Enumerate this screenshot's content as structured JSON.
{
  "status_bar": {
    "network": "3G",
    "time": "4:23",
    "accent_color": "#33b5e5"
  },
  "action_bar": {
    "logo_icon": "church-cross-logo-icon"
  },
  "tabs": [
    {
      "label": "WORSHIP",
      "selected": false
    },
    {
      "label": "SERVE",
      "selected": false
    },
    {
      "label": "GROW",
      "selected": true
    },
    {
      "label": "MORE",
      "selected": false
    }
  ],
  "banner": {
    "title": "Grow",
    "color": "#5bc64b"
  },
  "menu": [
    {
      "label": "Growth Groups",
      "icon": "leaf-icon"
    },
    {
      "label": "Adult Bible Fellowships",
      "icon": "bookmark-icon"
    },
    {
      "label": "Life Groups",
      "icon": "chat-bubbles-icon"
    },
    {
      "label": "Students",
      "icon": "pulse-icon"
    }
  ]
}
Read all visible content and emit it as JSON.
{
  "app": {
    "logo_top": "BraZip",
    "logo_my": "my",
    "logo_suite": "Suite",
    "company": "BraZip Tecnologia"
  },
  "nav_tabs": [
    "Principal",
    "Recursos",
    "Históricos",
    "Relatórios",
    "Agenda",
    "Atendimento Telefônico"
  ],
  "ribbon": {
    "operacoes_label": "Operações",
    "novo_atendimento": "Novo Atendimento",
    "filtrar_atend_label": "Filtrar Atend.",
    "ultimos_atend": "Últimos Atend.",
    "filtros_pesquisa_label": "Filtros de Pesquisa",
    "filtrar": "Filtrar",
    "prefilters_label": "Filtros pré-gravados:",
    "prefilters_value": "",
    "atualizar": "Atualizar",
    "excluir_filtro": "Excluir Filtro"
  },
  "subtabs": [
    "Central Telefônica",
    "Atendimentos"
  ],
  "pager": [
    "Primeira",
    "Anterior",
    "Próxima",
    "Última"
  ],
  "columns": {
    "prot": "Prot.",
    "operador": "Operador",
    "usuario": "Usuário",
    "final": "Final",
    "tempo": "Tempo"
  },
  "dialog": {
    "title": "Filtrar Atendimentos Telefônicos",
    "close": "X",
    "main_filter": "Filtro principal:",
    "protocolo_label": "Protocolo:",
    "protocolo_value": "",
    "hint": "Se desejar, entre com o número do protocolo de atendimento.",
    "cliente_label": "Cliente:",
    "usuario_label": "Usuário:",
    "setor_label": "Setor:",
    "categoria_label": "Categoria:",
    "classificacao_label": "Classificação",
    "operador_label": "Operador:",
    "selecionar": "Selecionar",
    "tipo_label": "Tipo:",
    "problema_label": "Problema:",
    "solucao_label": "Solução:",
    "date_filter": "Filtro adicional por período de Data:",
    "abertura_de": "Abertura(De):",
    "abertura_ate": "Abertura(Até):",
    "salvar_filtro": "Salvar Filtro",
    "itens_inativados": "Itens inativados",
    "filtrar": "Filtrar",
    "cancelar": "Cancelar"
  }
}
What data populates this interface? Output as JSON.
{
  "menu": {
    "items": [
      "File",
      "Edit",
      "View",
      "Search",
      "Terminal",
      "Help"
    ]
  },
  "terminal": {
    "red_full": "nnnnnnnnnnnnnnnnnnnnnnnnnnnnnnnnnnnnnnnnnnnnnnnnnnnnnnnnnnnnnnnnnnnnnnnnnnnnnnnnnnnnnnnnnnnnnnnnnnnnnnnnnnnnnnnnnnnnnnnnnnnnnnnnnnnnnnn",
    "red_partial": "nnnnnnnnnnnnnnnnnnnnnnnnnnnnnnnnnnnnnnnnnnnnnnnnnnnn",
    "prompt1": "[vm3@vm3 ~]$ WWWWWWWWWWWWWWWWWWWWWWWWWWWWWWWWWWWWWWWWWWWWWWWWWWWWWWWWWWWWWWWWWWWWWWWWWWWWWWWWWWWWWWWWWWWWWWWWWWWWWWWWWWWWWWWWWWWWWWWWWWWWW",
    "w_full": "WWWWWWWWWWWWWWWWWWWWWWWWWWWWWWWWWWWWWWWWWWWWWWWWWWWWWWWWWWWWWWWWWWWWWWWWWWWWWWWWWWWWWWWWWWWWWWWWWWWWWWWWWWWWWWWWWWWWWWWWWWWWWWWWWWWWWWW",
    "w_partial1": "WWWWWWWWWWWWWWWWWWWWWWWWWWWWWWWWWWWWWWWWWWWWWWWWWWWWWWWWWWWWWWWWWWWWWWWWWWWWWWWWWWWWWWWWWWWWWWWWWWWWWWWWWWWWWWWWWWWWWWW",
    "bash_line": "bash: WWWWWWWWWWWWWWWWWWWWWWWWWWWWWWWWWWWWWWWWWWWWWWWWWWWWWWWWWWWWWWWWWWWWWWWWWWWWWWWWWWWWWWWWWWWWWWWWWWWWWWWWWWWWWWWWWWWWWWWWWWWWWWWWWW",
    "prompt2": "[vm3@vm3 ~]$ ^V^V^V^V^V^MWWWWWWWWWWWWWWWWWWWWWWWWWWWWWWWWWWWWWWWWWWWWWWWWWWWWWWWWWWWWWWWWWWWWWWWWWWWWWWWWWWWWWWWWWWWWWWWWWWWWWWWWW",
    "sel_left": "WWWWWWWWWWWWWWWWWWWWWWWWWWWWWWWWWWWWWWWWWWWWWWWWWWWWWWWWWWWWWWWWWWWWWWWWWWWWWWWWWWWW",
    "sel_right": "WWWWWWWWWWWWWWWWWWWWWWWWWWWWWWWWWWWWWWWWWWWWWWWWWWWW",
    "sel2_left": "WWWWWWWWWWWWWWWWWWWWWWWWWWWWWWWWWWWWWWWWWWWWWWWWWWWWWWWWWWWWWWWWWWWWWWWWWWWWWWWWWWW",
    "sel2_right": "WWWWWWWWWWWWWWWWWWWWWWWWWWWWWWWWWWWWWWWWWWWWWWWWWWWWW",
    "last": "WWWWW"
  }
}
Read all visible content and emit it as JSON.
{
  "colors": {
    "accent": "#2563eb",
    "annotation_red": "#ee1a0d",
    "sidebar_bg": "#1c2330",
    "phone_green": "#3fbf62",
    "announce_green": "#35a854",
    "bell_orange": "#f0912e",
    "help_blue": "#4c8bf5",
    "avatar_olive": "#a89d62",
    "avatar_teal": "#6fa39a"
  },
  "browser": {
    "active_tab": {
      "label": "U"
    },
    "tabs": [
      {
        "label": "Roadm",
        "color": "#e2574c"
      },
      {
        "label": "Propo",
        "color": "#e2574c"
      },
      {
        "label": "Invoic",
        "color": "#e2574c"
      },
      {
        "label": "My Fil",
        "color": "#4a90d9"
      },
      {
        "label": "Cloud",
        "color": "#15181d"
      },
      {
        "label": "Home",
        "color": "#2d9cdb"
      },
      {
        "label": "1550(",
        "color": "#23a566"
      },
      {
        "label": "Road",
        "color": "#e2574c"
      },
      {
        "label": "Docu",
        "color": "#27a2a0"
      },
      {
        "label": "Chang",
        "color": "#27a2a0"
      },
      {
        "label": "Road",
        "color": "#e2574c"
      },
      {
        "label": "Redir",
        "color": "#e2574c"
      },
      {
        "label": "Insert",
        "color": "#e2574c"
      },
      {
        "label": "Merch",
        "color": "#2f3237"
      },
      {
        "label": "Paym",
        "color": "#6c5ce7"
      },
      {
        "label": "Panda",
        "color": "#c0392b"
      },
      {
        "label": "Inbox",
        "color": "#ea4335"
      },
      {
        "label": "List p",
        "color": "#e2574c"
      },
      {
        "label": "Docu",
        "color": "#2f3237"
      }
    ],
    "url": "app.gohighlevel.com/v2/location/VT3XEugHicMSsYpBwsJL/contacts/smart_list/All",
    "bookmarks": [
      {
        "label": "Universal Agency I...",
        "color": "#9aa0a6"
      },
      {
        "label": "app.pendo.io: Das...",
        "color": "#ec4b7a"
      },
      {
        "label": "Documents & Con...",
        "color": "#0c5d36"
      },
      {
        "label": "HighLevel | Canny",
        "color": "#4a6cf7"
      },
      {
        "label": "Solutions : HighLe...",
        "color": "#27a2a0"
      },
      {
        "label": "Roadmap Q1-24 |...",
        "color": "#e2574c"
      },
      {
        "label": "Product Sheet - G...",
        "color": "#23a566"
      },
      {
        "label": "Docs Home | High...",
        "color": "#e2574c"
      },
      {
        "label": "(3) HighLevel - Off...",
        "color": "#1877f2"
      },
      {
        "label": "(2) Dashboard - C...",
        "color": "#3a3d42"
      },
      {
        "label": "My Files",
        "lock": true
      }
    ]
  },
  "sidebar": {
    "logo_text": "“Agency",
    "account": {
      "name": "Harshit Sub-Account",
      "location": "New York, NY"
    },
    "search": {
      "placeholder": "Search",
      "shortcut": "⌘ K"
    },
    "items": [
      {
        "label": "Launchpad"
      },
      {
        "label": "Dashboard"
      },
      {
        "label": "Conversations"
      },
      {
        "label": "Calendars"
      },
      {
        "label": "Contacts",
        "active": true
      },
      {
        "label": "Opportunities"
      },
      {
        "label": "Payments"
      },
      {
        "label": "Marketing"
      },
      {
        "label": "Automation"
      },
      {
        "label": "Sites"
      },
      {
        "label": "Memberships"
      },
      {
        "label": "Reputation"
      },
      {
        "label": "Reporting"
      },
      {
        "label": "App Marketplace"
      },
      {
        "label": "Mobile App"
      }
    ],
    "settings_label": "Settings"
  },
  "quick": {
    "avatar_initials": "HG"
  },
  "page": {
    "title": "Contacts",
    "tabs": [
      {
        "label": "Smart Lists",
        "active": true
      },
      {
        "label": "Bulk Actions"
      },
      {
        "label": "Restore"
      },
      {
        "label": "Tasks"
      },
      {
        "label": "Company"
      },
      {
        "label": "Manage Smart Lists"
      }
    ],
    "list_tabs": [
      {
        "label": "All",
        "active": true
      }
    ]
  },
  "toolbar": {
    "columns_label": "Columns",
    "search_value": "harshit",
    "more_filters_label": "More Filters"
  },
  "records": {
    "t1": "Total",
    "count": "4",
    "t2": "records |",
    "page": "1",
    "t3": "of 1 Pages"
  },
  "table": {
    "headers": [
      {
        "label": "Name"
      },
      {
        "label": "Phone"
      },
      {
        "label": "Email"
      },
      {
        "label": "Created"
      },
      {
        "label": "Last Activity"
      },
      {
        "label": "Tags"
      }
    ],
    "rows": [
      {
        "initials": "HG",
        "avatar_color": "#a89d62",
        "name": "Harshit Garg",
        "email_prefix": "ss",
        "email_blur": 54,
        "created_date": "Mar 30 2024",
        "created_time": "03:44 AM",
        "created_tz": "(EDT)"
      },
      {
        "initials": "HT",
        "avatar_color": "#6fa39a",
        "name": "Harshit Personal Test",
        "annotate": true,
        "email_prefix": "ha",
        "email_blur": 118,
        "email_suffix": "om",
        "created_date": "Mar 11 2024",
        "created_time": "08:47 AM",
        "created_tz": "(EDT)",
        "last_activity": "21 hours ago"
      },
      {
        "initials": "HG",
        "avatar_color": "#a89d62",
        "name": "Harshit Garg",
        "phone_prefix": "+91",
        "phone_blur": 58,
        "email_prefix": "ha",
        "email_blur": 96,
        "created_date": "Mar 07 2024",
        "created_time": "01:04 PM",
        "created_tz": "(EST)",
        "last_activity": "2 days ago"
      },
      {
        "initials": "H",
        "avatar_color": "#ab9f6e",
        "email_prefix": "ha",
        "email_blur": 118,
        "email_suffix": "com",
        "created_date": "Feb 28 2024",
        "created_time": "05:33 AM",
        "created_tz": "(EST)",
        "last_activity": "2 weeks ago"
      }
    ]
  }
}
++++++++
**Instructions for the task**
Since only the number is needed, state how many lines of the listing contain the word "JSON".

**Response area**
4